with flanges that are long enough so they don’t come out easily, but fit loosely
enough that they are not a struggle to put in place. Each cap is attached to a long
rubber tether that allows it to swing down out of the field of view. The tethers
attach to a screw-in plate on the hinge between the barrels. For once, someone made
the tethers long enough and heavy enough that it takes quite a breeze to blow them
to the point where they occlude the view. Of all the tethered lens caps we’ve
seen, these are about the best executed so far. This aspect of the design was very
well engineered. Unfortunately, Alpen really fell down with the strap, which while
adequately padded, was way too short. We talked with the design team on this and
that was the first thing they apologized for! But seriously, we would strongly recommend
that you substitute a harness-type strap for this binocular anyway, so don’t
take this criticism too seriously. In fact, Alpen is even considering supplying
a harness-type strap with the Rainier as a standard feature, a move we would heartily
applaud. The faux leather case is quite nice, with a Velcro-closing flap, an outer
pocket and enough room in it that the binocular still fits even if the eyecups are
We are favorably impressed with the Alpen Rainiers. At the beginning, we asked how
one designs a brand-new high-end binocular. Alpen’s answer to that is you

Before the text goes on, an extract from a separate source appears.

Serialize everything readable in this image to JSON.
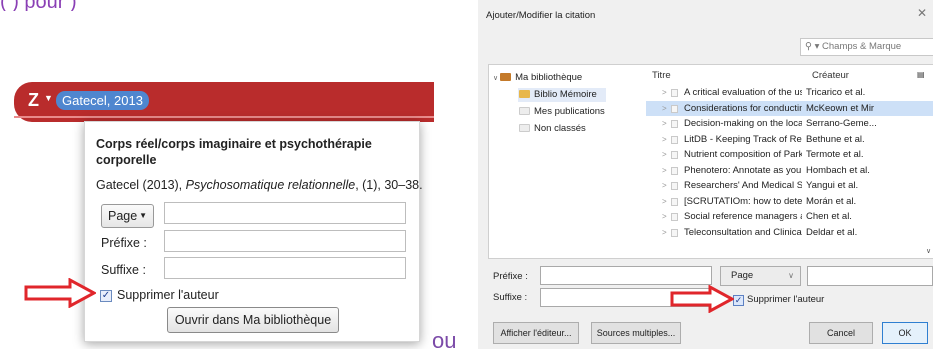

give a little bit more of everything than expected: with better than average performance
in almost every category at a price below $1000. The Rainiers are a solid, durable
binocular, backed by Alpen’s lifetime warranty which basically covers all
manufacturing defects for the lifetime of the optic. Officially, that’s as
far as it goes. Unofficially, Alpen is a company that prides itself on customer
service and is willing to work with customers to ensure their satisfaction. If you
have a problem with these, they will strive to help you with them. When we first
started handling these, we were impressed with the image quality, but put off by
the weight. The more we tested them, however, the better we liked them. It will
be interesting to see how birders receive these.
Alpen Rainier Binoculars - current price and